━━━━━ Data for this task ━━━━━

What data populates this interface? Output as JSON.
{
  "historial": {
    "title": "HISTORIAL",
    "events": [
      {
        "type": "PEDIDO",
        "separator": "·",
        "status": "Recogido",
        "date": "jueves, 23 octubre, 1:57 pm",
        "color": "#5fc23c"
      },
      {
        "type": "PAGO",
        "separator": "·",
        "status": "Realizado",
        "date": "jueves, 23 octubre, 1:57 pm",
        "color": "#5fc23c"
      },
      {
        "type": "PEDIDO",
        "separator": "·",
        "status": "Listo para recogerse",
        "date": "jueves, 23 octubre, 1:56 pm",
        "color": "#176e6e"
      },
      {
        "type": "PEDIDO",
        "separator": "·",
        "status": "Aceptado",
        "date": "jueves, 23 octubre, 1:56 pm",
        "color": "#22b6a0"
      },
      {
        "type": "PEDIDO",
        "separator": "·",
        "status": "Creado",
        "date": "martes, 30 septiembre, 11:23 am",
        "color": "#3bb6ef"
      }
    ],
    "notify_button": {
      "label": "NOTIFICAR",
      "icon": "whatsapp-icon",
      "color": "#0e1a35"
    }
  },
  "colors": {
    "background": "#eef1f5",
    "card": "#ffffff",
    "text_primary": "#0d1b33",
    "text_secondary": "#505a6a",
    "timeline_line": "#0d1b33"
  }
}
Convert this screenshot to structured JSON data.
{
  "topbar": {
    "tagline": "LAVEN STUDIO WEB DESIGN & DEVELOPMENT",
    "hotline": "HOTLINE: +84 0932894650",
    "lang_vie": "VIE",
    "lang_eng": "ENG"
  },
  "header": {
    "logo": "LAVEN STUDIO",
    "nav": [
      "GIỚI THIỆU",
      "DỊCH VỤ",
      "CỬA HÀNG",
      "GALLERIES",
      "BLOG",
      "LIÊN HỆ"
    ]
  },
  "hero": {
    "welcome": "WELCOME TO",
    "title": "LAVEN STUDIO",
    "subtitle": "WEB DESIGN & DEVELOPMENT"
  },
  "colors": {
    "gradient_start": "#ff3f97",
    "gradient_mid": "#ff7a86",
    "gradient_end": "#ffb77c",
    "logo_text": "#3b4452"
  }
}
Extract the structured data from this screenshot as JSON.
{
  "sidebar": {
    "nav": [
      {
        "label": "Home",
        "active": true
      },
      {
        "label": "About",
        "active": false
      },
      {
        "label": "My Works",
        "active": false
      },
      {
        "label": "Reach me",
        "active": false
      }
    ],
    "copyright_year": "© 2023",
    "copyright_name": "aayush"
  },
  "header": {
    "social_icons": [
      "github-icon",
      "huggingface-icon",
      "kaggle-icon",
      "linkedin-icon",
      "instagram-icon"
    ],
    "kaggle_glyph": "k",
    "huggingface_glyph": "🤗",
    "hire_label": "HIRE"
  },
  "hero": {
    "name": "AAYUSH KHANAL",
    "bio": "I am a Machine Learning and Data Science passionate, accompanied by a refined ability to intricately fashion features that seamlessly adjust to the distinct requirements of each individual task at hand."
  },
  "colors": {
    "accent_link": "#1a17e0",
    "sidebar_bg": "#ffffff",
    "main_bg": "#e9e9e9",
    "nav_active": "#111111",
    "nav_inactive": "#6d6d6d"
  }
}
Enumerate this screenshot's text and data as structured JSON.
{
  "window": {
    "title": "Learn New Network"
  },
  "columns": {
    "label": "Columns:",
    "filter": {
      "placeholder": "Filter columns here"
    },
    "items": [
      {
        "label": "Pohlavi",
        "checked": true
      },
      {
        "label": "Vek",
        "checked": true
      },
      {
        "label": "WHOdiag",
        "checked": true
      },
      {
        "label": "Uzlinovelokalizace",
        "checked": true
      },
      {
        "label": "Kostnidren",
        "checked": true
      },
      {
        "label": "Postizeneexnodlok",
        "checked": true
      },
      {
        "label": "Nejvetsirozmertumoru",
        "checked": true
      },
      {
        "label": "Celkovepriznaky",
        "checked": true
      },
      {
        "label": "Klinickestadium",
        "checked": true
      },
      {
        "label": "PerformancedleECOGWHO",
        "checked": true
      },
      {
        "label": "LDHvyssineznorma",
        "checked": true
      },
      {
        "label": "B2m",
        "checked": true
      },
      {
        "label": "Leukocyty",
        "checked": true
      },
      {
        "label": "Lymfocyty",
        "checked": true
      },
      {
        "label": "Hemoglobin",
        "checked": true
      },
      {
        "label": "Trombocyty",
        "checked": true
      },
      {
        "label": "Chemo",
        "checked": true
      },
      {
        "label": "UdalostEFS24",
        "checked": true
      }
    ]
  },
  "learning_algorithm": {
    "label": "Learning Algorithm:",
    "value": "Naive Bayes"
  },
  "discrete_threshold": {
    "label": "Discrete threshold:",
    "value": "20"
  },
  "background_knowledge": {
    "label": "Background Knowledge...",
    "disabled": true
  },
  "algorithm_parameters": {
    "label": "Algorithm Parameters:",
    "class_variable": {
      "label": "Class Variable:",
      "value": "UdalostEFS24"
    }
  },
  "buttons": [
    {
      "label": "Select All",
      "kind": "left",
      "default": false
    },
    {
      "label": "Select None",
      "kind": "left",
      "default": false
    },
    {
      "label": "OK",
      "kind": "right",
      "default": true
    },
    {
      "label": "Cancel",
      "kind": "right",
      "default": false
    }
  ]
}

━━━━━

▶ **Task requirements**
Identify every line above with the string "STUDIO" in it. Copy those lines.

▶ **Response to the task**
    "tagline": "LAVEN STUDIO WEB DESIGN & DEVELOPMENT",
    "logo": "LAVEN STUDIO",
    "title": "LAVEN STUDIO",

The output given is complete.